[[ Records to process open ]]

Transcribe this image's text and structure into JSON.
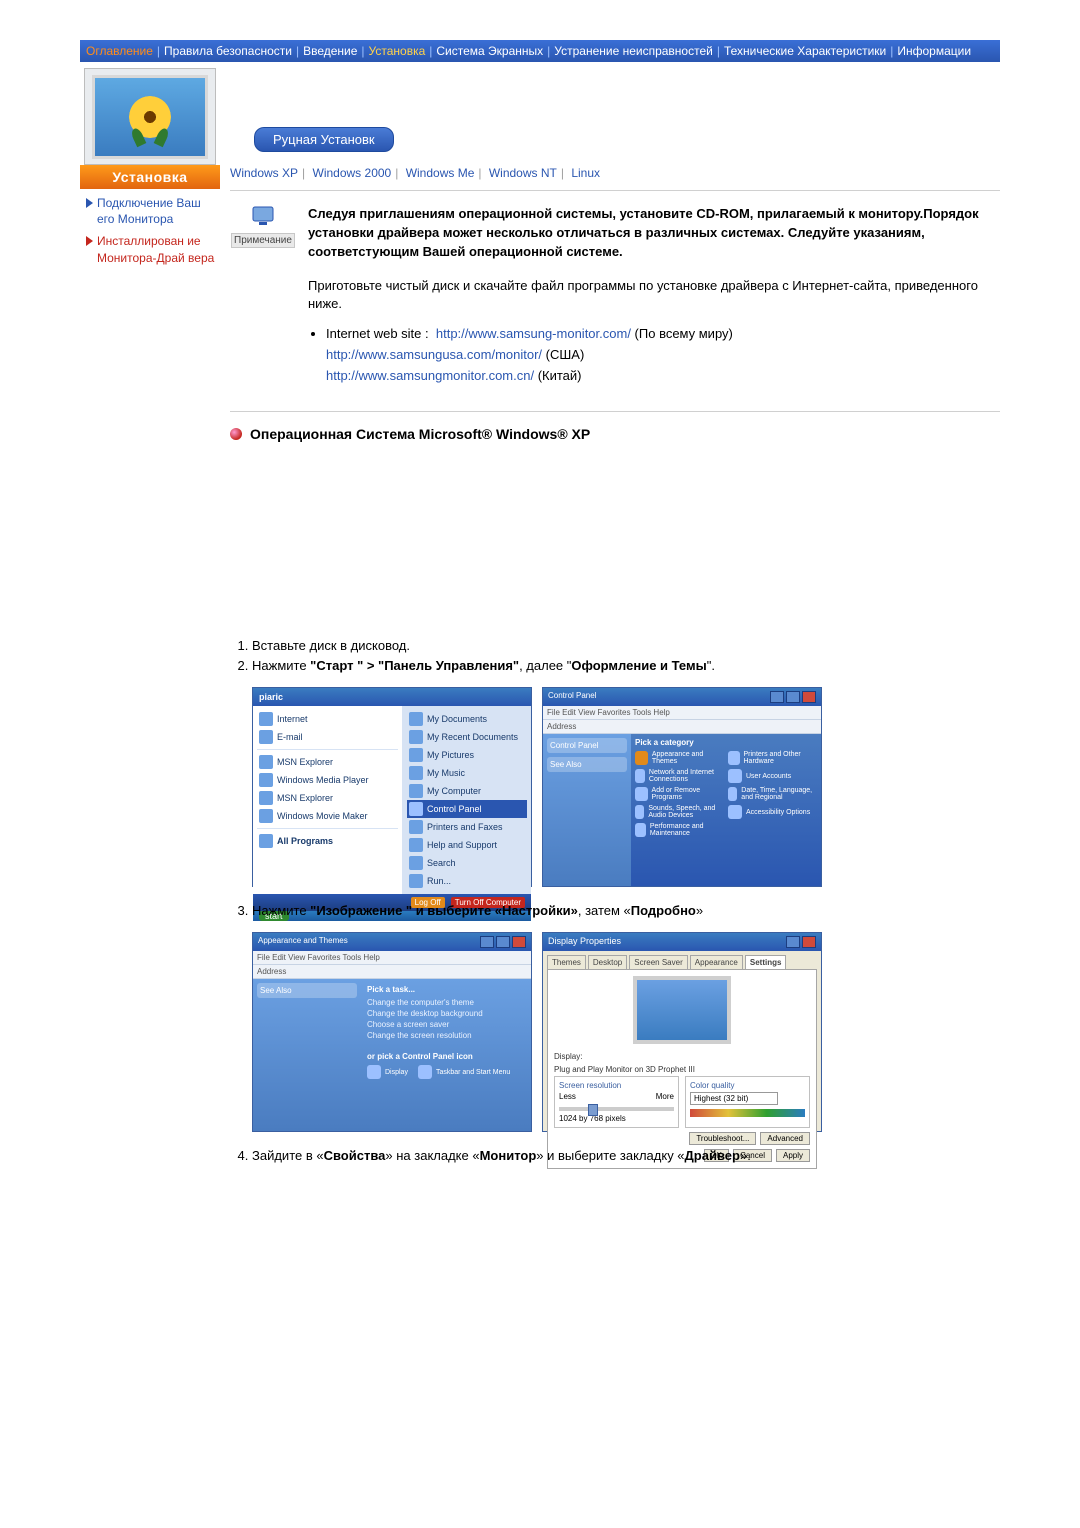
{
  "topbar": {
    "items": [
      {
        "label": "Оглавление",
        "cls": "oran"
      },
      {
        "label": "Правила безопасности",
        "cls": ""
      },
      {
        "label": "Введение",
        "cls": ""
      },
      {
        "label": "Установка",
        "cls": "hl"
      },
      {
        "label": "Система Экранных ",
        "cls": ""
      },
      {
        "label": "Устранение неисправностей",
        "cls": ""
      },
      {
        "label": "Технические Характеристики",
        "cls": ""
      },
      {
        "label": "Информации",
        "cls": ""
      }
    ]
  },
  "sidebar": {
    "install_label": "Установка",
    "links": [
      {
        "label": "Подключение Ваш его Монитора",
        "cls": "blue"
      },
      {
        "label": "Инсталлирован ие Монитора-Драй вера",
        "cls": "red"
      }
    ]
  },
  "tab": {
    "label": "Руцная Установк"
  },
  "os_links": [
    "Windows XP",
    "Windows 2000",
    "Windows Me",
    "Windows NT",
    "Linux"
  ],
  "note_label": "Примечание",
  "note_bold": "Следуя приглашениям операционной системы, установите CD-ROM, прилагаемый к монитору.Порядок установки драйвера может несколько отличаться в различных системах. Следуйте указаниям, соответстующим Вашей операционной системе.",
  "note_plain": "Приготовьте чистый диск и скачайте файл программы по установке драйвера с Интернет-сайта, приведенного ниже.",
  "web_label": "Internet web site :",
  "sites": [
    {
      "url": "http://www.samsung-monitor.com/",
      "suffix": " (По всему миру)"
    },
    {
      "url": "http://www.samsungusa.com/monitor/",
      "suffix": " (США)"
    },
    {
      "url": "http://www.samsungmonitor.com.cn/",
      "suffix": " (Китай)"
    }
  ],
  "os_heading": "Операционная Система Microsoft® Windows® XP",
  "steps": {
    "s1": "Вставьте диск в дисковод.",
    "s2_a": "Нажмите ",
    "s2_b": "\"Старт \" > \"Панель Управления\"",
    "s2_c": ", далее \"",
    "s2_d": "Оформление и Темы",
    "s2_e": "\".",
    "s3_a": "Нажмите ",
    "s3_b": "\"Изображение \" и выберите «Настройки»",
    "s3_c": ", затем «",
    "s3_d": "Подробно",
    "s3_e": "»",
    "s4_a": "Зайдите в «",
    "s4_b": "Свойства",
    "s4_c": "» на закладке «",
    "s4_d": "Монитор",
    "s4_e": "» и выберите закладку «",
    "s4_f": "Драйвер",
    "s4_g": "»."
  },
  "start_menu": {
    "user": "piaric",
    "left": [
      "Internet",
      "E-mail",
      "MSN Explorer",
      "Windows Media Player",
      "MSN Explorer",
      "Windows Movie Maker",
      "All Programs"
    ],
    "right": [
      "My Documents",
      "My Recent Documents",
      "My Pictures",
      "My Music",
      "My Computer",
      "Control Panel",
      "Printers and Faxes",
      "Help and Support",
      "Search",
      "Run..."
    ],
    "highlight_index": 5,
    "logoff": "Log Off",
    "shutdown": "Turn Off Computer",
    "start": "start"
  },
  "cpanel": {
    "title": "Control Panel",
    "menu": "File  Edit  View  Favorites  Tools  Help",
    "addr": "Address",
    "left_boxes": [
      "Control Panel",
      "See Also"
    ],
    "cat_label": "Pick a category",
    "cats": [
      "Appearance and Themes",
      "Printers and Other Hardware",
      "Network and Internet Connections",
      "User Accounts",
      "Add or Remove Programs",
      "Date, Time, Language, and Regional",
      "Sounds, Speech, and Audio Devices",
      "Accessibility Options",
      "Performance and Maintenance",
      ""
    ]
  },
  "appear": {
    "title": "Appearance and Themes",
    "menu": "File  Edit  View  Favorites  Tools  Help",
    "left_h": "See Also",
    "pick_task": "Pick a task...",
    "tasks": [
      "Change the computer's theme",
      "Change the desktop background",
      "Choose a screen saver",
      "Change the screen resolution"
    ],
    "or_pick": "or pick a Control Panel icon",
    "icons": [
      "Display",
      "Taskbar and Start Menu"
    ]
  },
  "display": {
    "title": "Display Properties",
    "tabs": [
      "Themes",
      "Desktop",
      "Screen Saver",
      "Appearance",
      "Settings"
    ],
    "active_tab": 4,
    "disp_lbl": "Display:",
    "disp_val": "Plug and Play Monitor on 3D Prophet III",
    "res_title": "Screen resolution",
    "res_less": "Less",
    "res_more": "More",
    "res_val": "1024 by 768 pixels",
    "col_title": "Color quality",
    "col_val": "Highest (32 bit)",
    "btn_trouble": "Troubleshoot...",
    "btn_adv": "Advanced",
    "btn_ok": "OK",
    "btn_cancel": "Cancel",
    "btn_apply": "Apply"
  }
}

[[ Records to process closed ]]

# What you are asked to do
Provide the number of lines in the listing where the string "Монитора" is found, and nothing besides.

# Expected output
2